EXERCISE DESCRIPTION:
With the pictures left out, write every entry down exactly.

Excerpts from a dataset:
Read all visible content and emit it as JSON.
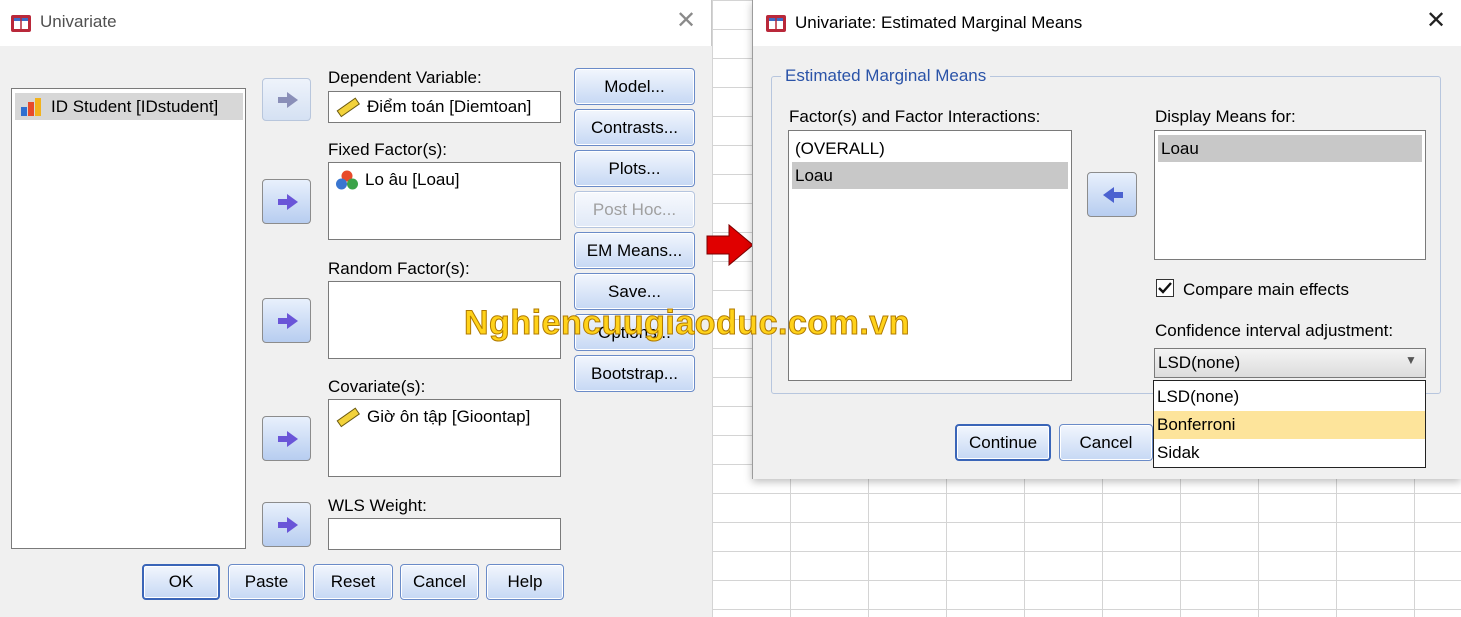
{
  "univariate": {
    "title": "Univariate",
    "variables": [
      "ID Student [IDstudent]"
    ],
    "dependent_label": "Dependent Variable:",
    "dependent_value": "Điểm toán [Diemtoan]",
    "fixed_label": "Fixed Factor(s):",
    "fixed_items": [
      "Lo âu [Loau]"
    ],
    "random_label": "Random Factor(s):",
    "covariate_label": "Covariate(s):",
    "covariate_items": [
      "Giờ ôn tập [Gioontap]"
    ],
    "wls_label": "WLS Weight:",
    "side_buttons": [
      "Model...",
      "Contrasts...",
      "Plots...",
      "Post Hoc...",
      "EM Means...",
      "Save...",
      "Options...",
      "Bootstrap..."
    ],
    "bottom_buttons": [
      "OK",
      "Paste",
      "Reset",
      "Cancel",
      "Help"
    ]
  },
  "emm": {
    "title": "Univariate: Estimated Marginal Means",
    "group_label": "Estimated Marginal Means",
    "factors_label": "Factor(s) and Factor Interactions:",
    "factors": [
      "(OVERALL)",
      "Loau"
    ],
    "display_label": "Display Means for:",
    "display_items": [
      "Loau"
    ],
    "compare_label": "Compare main effects",
    "compare_checked": true,
    "ci_label": "Confidence interval adjustment:",
    "ci_selected": "LSD(none)",
    "ci_options": [
      "LSD(none)",
      "Bonferroni",
      "Sidak"
    ],
    "continue_label": "Continue",
    "cancel_label": "Cancel"
  },
  "watermark": "Nghiencuugiaoduc.com.vn",
  "colors": {
    "accent": "#3a65b8",
    "arrow": "#e00000",
    "watermark": "#ffd21a",
    "highlight": "#fde49b"
  }
}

SOLUTION TO THE PROBLEM:
Read all visible content and emit it as JSON.
{
  "univariate": {
    "title": "Univariate",
    "variables": [
      "ID Student [IDstudent]"
    ],
    "dependent_label": "Dependent Variable:",
    "dependent_value": "Điểm toán [Diemtoan]",
    "fixed_label": "Fixed Factor(s):",
    "fixed_items": [
      "Lo âu [Loau]"
    ],
    "random_label": "Random Factor(s):",
    "covariate_label": "Covariate(s):",
    "covariate_items": [
      "Giờ ôn tập [Gioontap]"
    ],
    "wls_label": "WLS Weight:",
    "side_buttons": [
      "Model...",
      "Contrasts...",
      "Plots...",
      "Post Hoc...",
      "EM Means...",
      "Save...",
      "Options...",
      "Bootstrap..."
    ],
    "bottom_buttons": [
      "OK",
      "Paste",
      "Reset",
      "Cancel",
      "Help"
    ]
  },
  "emm": {
    "title": "Univariate: Estimated Marginal Means",
    "group_label": "Estimated Marginal Means",
    "factors_label": "Factor(s) and Factor Interactions:",
    "factors": [
      "(OVERALL)",
      "Loau"
    ],
    "display_label": "Display Means for:",
    "display_items": [
      "Loau"
    ],
    "compare_label": "Compare main effects",
    "compare_checked": true,
    "ci_label": "Confidence interval adjustment:",
    "ci_selected": "LSD(none)",
    "ci_options": [
      "LSD(none)",
      "Bonferroni",
      "Sidak"
    ],
    "continue_label": "Continue",
    "cancel_label": "Cancel"
  },
  "watermark": "Nghiencuugiaoduc.com.vn",
  "colors": {
    "accent": "#3a65b8",
    "arrow": "#e00000",
    "watermark": "#ffd21a",
    "highlight": "#fde49b"
  }
}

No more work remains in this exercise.